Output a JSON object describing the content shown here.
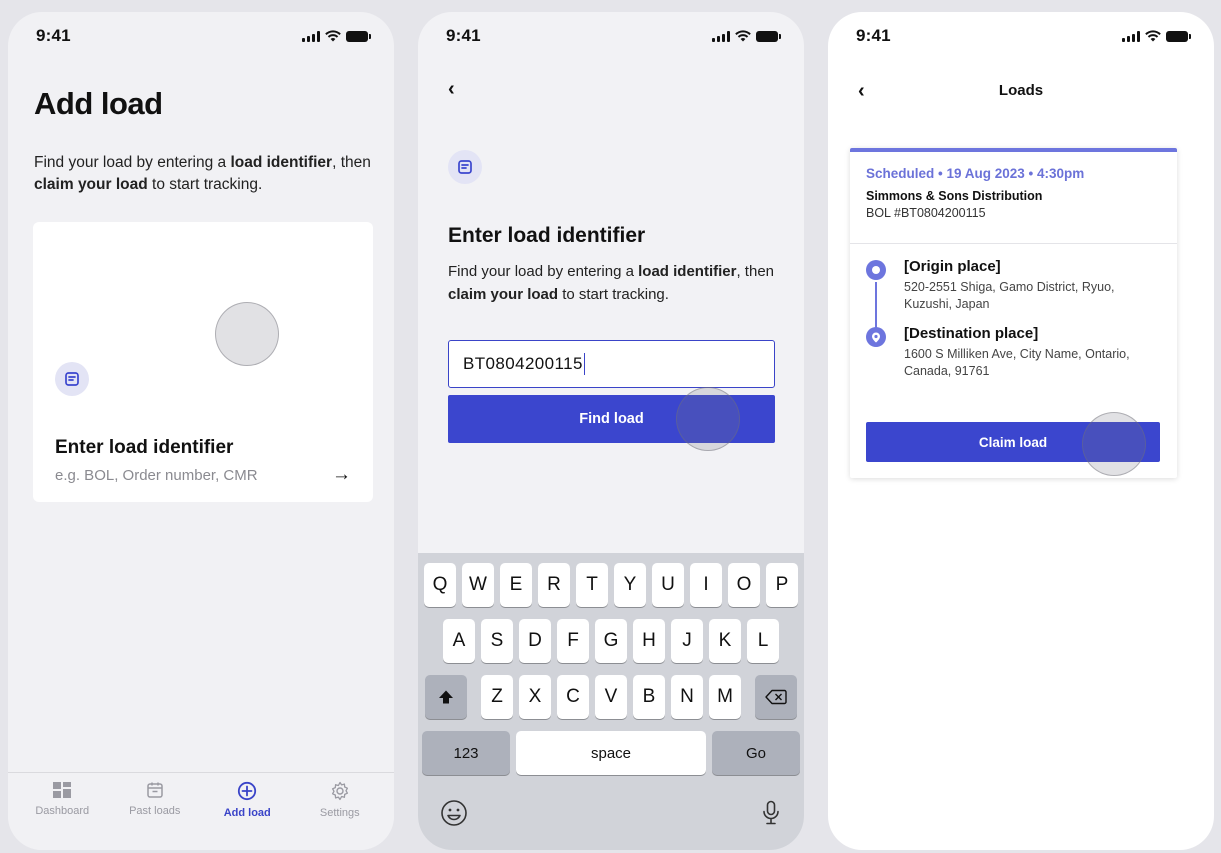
{
  "status_bar": {
    "time": "9:41"
  },
  "screen1": {
    "title": "Add load",
    "intro": {
      "p1": "Find your load by entering a ",
      "b1": "load identifier",
      "p2": ", then ",
      "b2": "claim your load",
      "p3": " to start tracking."
    },
    "card": {
      "title": "Enter load identifier",
      "hint": "e.g. BOL, Order number, CMR",
      "arrow": "→"
    },
    "tabs": [
      {
        "label": "Dashboard",
        "icon": "dashboard-icon"
      },
      {
        "label": "Past loads",
        "icon": "calendar-icon"
      },
      {
        "label": "Add load",
        "icon": "plus-circle-icon",
        "active": true
      },
      {
        "label": "Settings",
        "icon": "gear-icon"
      }
    ]
  },
  "screen2": {
    "back": "‹",
    "title": "Enter load identifier",
    "intro": {
      "p1": "Find your load by entering a ",
      "b1": "load identifier",
      "p2": ", then ",
      "b2": "claim your load",
      "p3": " to start tracking."
    },
    "input_value": "BT0804200115",
    "find_button": "Find load",
    "keyboard": {
      "row1": [
        "Q",
        "W",
        "E",
        "R",
        "T",
        "Y",
        "U",
        "I",
        "O",
        "P"
      ],
      "row2": [
        "A",
        "S",
        "D",
        "F",
        "G",
        "H",
        "J",
        "K",
        "L"
      ],
      "row3": [
        "Z",
        "X",
        "C",
        "V",
        "B",
        "N",
        "M"
      ],
      "num": "123",
      "space": "space",
      "go": "Go"
    }
  },
  "screen3": {
    "back": "‹",
    "title": "Loads",
    "load": {
      "status": "Scheduled • 19 Aug 2023 • 4:30pm",
      "shipper": "Simmons & Sons Distribution",
      "bol": "BOL #BT0804200115",
      "origin_name": "[Origin place]",
      "origin_addr": "520-2551 Shiga, Gamo District, Ryuo, Kuzushi, Japan",
      "dest_name": "[Destination place]",
      "dest_addr": "1600 S Milliken Ave, City Name, Ontario, Canada, 91761",
      "claim_button": "Claim load"
    }
  },
  "colors": {
    "accent": "#3b46ce",
    "accent_light": "#6d75de",
    "badge_bg": "#e3e4f5"
  }
}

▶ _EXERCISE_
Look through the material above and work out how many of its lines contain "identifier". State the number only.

▶ _ANSWER TO THIS TASK_
4